Nuclear energy is being pushed to the brink of meltdown as more than 200 nuclear plants in the UK are facing a potential collapse.
The Irish Times reported that nuclear energy company EDF has reported an annual loss of almost €1bn on the sale of its stake in the Three Mile Island plant in the US.
In July, EDF announced a loss of more than €2.5bn for the year ending March 2019.
That figure, according to EDF, was €1.8bn lower than the company expected.
The company’s shares were down 5.8% in Dublin, but the stock price has recovered since.
The firm has had to sell off the majority of its assets to reduce costs, but its stock has risen.
The loss in the past 12 months, which was mainly due to the closure of its US nuclear power plant in Pennsylvania, will mean EDF’s debt is over €7bn.
However, analysts believe the company’s nuclear business could survive the collapse.
They are also expecting a fall in the price of nuclear fuel and a return to profitability for EDF.
EDF had already reported a profit of €4.5 billion in the first half of the year.
The latest financial results showed EDF reported a net loss of €5.7bn, mainly due as a result of lower sales of its nuclear power plants.
It also reported a loss on its financial assets of €2bn.
The financial statements also showed that EDF was on track to reach a net cash position of €20.6bn, which will make it the second largest owner of the country’s nuclear assets.
However the Irish Independent has revealed that EAFS has already started a €2 billion restructuring of its debt.
Its debt will be restructured to remove the interest payments from EDFs assets and it has also announced that it will sell off assets and will stop funding its nuclear project.
The plans are a significant blow to EAFES efforts to bring the country into the electricity market and the restructuring will help to raise cash.EDF has also been struggling to find a buyer for its stake, with the company having said that it is considering selling it.
Last year, EAFE agreed to sell its stake for €1 billion.
However EDF did not receive the money until December of this year.EAFE has said that the deal with the US was made at a “premium price”, and the US has agreed to the terms of the deal.
However sources told the Irish Times that EAA is expected to buy the stake for around €2b and is due to make the transaction official in the coming days.
It will mean that the €1b price tag will be significantly lower than expected.

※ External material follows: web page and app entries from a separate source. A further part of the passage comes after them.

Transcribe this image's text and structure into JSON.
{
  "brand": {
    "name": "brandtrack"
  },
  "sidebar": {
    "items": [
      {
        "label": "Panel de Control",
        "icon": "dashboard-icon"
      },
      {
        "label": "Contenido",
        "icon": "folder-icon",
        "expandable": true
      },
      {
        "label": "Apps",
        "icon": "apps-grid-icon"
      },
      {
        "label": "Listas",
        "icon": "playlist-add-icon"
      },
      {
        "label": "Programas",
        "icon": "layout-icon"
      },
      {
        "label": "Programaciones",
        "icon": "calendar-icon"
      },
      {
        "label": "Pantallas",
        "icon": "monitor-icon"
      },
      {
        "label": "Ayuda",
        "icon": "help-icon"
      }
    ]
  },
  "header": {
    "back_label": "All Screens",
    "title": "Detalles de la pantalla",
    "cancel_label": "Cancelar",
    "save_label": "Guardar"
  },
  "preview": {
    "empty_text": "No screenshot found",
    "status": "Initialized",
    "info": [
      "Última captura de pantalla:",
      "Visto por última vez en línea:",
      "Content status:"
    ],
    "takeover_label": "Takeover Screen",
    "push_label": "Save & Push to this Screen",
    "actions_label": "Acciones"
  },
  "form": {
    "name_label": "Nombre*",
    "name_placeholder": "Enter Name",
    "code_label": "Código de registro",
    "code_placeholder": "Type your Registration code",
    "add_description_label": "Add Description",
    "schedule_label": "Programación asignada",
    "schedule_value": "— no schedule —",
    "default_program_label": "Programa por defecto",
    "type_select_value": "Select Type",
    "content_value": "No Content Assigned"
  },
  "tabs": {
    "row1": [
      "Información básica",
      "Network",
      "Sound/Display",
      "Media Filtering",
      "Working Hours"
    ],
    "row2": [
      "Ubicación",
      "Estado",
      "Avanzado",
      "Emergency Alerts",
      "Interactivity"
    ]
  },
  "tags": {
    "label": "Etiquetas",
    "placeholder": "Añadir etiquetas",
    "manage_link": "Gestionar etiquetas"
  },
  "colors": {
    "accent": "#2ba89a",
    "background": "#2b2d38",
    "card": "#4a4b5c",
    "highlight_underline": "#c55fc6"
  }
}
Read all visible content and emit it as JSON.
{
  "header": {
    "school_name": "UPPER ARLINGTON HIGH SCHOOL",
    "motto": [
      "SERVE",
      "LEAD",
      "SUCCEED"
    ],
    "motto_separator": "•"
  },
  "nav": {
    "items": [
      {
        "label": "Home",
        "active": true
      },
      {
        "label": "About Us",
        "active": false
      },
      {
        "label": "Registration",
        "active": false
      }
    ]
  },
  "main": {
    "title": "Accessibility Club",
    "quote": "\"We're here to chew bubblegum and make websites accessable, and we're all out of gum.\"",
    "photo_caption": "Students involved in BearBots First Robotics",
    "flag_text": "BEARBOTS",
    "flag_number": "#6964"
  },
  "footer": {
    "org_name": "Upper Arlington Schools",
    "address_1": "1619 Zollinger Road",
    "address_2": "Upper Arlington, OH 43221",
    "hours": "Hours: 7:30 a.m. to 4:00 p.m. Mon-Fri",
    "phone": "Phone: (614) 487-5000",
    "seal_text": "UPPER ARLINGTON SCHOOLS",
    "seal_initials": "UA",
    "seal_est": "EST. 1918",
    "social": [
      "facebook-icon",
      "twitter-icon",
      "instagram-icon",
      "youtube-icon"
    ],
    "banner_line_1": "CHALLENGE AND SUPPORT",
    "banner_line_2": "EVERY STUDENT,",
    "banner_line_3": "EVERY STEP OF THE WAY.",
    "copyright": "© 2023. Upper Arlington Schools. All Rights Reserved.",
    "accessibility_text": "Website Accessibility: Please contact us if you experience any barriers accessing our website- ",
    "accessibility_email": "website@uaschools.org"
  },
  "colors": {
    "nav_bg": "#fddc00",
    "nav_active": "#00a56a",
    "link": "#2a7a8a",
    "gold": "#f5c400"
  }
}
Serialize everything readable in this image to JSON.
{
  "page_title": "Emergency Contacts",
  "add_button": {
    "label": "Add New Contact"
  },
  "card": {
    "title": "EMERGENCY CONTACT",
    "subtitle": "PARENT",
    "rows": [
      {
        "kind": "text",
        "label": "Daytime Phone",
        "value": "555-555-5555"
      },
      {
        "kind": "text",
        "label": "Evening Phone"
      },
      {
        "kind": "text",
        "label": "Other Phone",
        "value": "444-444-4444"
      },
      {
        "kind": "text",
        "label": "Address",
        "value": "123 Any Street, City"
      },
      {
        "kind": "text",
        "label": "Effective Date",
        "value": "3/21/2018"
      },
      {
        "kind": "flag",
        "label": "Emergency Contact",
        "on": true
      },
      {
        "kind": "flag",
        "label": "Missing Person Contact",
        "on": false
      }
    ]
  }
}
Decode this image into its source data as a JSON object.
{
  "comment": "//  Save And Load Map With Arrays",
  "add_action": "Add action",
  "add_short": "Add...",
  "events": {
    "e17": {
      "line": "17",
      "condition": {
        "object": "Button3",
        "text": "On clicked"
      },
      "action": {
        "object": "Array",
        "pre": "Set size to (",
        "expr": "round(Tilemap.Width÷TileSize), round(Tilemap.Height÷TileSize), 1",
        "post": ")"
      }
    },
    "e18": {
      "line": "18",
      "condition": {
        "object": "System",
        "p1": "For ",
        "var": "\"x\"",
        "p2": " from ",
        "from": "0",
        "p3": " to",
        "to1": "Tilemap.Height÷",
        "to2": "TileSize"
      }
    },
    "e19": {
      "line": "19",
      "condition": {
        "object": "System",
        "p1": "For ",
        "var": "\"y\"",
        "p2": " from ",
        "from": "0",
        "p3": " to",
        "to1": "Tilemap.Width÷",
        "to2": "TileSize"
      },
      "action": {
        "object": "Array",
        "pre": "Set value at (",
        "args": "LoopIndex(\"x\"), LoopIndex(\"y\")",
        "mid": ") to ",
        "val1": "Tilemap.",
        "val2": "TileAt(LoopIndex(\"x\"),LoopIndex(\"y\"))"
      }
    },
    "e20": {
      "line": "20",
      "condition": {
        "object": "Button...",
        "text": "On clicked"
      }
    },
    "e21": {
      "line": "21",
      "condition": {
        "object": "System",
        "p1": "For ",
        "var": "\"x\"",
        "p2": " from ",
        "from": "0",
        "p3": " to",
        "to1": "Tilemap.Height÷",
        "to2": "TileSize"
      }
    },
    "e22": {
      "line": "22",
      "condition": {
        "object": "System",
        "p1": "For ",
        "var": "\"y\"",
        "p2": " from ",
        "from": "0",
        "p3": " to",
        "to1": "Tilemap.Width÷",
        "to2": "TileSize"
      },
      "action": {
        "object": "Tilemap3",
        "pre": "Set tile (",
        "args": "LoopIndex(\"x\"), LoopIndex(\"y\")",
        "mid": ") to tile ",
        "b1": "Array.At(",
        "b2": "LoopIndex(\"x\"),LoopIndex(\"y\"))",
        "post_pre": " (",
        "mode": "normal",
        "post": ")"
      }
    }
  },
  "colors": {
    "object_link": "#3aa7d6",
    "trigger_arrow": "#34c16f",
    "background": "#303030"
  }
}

However it is expected that EAG is likely to buy a significant chunk of the stake, as EAF had originally planned to sell the stake to a private company.
It is also expected that the company will be selling its shareholding in its nuclear unit.
However that would not be in place for at least three years, meaning that EF has to keep the nuclear unit going at least until 2026.
A number of other reactors have also faced problems in the United States.
In November, the United Kingdom’s Department of Energy (DECA) said that five reactors in the country would be forced to close by 2026, unless a “timely solution” was found.
The move came after a major explosion at a British nuclear power station killed 44 people.